But listening to the fanboys too much is its own madness. Remember "Snakes on a Plane"? That 2006 disaster movie did reshoots to incorporate ideas generated by online fan feedback, and it turned out that most of those ideas made the movie dumber. (Example: insisting on the line "I'm tired of these motherf-ing snakes on this motherf-ing plane," which prompted obvious wincing when Samuel L. Jackson had to deliver it.) By the way, all that sucking up didn't pay off, because the fanboys didn't come to the movie and it earned only $15.5 million on its opening weekend.
None of this is new, or unique to the Internet. In 1939, fans of Margaret Mitchell's novel "Gone With the Wind" fretted over who would be cast in David O. Selznick's movie version. Most of the speculation centered on the role of Scarlett O'Hara, and after every major Hollywood actress tried out for the role, Selznick went with a relative unknown, Vivien Leigh.
The Internet has, however, made the irritation constant and applied it to practically every new movie coming along.
A recent, maddening example is the buzz surrounding the adaptation of Marvel's "Guardians of the Galaxy." Since the first of the year, it seems that every week has brought another breathless casting announcement, followed by reams of opining about each pick. Heck, we even had a solid month of speculation about whether Vin Diesel would provide the voice of a frickin' tree.
Here's my plea to fanboys everywhere: Knock it off. How about we let 'em make the movie before you jump all over it? Can we do that?
Sean P. Means writes The Cricket in daily blog form at http://www.sltrib.com/blogs/moviecricket.

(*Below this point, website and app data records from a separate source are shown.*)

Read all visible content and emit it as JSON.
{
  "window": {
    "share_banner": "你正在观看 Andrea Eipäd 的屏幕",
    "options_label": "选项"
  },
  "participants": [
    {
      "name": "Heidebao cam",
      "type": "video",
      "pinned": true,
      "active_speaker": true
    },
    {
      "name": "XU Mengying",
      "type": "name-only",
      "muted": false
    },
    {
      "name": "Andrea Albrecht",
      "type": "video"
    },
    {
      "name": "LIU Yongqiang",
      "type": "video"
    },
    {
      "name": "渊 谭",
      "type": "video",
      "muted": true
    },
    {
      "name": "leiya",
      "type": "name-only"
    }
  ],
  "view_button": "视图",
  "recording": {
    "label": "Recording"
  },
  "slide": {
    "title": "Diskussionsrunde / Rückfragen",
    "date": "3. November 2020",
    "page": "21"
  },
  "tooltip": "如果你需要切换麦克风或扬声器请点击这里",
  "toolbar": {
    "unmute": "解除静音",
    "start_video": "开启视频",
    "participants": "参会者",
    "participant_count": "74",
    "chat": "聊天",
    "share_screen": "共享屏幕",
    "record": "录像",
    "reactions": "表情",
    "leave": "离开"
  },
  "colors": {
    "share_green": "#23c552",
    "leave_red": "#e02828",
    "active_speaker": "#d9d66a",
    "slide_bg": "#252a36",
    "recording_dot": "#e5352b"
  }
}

Email him at firstname.lastname@example.org. Follow him on Twitter @moviecricket, or on Facebook at http://www.facebook.com/seanpmeans.